Drinking alcohol is a risk to health. The government and NHS recommend anyone drinking should stay within safer limits. For those aged 18+, this is no more than 2-3 units per day, with no more than 14 units in a week. For young people, there is no recommended safe limit.
Instant Expert: Find out how many units and calories there are in any alcoholic drink from Drinkaware.
You should not drink if you are:
- Driving - this is against the law
- Pregnant, or think you might be pregnant
- If you are working or studying
Whenever anyone drinks alcohol there is a risk of harm. This includes harm to your health, but also to your safety and relationships.
Stay safe when drinking:
- Always know how you're getting home
- Don't get bullied into drinking more than you want to.
- Drink in safe places with people you trust.
- Don't drive or accept lifts from strangers
Experience: I got pregnant while drunk I was shocked to find out I was pregnant as I didn't have a steady boyfriend. I had sex after a drunken party and went into a kind of denial. I had 11 pregnancy tests altogether trying to convince myself that they were faulty and that it wasn’t really happening. When I told my mum she was so upset. I felt like I had let everyone down. Anon, 17, Oxford.
What the law says:
It is illegal to sell anyone under 18 alcoholic drinks. It is illegal to buy anyone under 18 alcoholic drinks in most situations. The police can confiscate alcoholic drinks from anyone aged under 18, or anyone over 18 if they think they are going to give the drink to someone under 18. Bars or shops which serve or sell alcohol to children under 18 can be fined or closed.
Anyone drinking alcohol regularly is at risk of harm to health and dependence. The effects of drinking too much alcohol are severe. They include:
- Damage to your liver (including liver disease)
- Heart failure
- Damage to the brain and nervous system.
Alcohol dependence is also a risk. Alcohol is addictive. People who become addicted to alcohol are at risk of bad health outcomes, but also problems with jobs, money, and the law. Anyone can suffer problems with alcohol.
You may be more at risk if:
- One or more people in your family or household are misusing alcohol
- You have a low alcohol response ("can handle your drink")
- Your friends drink a lot
Help with drinking too much
Asking for help early reduces harm from drinking. There are lots of ways to get support, including:
- Asking your doctor
- Speaking with your School Health Nurse
- Reaching out to somebody from the Aquarius Service
- Joining support groups like Alateen (for family and friends of alcoholics)

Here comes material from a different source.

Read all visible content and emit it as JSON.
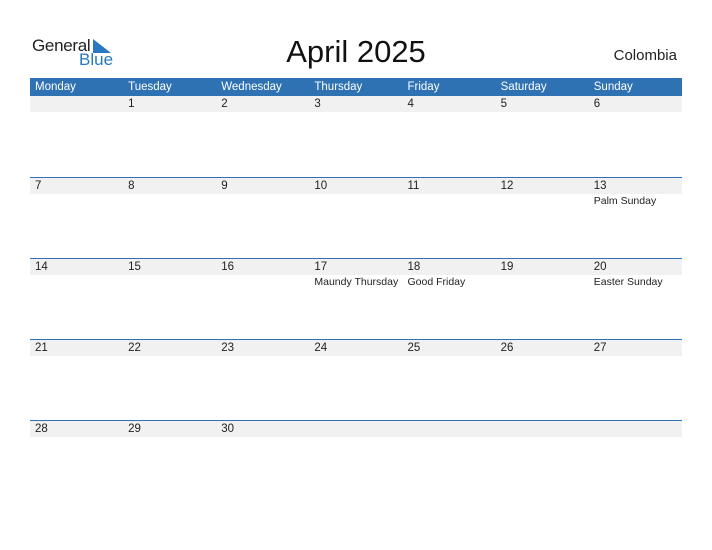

- Calling the NACOA helpline on 0800 358 3456
Families where someone is misusing substances are at higher risk of abuse, domestic violence and family breakdown. Support is available for families in need, to help them solve problems together.
This short video from Drinkaware offers more information on units of alcohol.